──────── RECORDED INFORMATION ────────

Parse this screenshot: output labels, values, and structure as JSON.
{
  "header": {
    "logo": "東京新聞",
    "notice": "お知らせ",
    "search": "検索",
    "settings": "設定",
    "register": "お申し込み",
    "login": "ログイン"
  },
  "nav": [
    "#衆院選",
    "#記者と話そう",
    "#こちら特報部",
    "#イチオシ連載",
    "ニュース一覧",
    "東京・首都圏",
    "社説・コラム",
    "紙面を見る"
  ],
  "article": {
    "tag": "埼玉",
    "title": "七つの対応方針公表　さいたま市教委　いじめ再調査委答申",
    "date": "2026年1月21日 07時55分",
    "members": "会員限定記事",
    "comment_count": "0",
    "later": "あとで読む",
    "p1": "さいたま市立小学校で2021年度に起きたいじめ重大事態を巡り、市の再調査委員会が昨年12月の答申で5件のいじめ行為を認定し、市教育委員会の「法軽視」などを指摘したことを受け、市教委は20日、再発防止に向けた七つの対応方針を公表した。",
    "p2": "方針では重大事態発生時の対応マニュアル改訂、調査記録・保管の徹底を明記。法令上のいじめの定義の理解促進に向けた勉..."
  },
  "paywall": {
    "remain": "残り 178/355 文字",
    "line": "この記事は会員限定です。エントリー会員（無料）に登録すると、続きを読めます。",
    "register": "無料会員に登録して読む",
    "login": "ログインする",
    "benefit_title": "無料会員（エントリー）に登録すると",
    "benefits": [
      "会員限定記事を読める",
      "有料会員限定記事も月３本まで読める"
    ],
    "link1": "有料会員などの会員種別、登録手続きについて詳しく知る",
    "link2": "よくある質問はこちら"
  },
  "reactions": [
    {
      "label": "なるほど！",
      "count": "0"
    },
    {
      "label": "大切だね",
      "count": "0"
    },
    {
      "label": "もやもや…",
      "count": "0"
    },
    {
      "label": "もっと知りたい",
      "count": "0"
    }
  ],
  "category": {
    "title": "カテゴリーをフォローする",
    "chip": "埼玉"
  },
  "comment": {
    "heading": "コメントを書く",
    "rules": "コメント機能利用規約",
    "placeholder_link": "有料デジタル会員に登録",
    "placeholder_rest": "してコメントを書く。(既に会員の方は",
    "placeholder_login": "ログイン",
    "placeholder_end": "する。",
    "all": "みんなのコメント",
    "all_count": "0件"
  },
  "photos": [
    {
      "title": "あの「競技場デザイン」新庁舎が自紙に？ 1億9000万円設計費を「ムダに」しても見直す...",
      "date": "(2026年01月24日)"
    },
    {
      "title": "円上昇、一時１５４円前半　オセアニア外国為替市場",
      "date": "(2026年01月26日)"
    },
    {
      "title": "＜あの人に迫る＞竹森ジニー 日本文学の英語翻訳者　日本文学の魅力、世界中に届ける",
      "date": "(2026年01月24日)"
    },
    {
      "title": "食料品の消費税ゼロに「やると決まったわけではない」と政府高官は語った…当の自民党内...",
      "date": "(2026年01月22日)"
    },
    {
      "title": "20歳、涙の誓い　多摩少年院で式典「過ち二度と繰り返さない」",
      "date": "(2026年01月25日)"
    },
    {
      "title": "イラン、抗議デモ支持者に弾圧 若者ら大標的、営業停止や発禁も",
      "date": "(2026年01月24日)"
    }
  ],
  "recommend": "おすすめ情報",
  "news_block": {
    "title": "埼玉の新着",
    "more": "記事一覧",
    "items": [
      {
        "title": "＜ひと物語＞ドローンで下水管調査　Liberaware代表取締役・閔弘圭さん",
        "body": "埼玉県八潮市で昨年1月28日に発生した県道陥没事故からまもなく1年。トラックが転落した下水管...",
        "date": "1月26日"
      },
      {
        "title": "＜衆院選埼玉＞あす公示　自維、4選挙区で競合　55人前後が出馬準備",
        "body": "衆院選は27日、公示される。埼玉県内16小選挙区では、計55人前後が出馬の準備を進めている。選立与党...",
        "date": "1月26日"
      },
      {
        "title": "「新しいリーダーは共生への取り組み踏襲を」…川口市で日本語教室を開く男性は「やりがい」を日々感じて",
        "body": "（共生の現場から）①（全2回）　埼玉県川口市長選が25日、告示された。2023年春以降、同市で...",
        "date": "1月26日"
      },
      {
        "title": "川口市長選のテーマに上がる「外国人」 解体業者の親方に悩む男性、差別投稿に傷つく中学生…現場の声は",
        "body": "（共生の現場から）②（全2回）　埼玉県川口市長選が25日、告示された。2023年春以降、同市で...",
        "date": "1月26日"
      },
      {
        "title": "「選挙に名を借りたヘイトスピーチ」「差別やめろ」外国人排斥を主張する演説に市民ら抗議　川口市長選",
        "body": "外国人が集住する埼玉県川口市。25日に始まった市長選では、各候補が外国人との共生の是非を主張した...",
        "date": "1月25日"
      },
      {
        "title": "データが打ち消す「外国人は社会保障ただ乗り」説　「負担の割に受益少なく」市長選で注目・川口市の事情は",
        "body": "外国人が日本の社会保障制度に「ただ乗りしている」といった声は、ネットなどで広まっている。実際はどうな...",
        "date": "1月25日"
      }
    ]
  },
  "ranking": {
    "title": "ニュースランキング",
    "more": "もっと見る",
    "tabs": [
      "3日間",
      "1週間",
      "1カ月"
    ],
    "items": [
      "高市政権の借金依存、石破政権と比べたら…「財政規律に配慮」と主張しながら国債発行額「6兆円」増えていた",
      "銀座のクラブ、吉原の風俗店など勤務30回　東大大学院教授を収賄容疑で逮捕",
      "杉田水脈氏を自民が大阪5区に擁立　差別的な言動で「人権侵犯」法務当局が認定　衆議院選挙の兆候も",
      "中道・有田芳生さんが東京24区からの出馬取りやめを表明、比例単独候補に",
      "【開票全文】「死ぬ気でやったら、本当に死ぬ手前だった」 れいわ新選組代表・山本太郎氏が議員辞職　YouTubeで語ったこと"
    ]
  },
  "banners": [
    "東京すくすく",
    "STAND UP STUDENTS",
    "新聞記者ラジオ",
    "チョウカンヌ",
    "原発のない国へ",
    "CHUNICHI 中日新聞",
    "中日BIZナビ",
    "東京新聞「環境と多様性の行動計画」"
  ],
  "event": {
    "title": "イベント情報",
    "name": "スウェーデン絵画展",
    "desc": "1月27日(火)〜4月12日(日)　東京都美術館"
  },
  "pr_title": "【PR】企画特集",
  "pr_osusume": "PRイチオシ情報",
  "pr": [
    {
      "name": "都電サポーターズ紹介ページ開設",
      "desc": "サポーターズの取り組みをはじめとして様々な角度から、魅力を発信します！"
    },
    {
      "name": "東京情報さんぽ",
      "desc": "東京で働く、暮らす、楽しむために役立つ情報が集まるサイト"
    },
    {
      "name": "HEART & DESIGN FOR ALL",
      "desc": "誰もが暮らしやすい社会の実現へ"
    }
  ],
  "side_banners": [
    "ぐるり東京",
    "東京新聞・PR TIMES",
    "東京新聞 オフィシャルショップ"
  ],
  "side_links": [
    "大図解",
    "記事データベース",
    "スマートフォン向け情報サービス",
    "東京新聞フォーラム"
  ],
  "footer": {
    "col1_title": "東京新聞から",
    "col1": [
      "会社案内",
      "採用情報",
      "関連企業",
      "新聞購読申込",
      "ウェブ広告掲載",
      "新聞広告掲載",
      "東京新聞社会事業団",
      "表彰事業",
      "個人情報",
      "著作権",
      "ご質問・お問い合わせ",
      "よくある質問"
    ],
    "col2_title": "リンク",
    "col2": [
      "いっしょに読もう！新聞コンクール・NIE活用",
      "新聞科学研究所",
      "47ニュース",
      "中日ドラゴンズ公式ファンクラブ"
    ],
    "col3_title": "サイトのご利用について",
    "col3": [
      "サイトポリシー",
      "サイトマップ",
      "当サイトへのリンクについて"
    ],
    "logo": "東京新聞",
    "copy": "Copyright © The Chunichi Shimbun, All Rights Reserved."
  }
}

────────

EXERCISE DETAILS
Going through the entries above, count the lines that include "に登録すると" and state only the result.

WRITTEN REPLY
2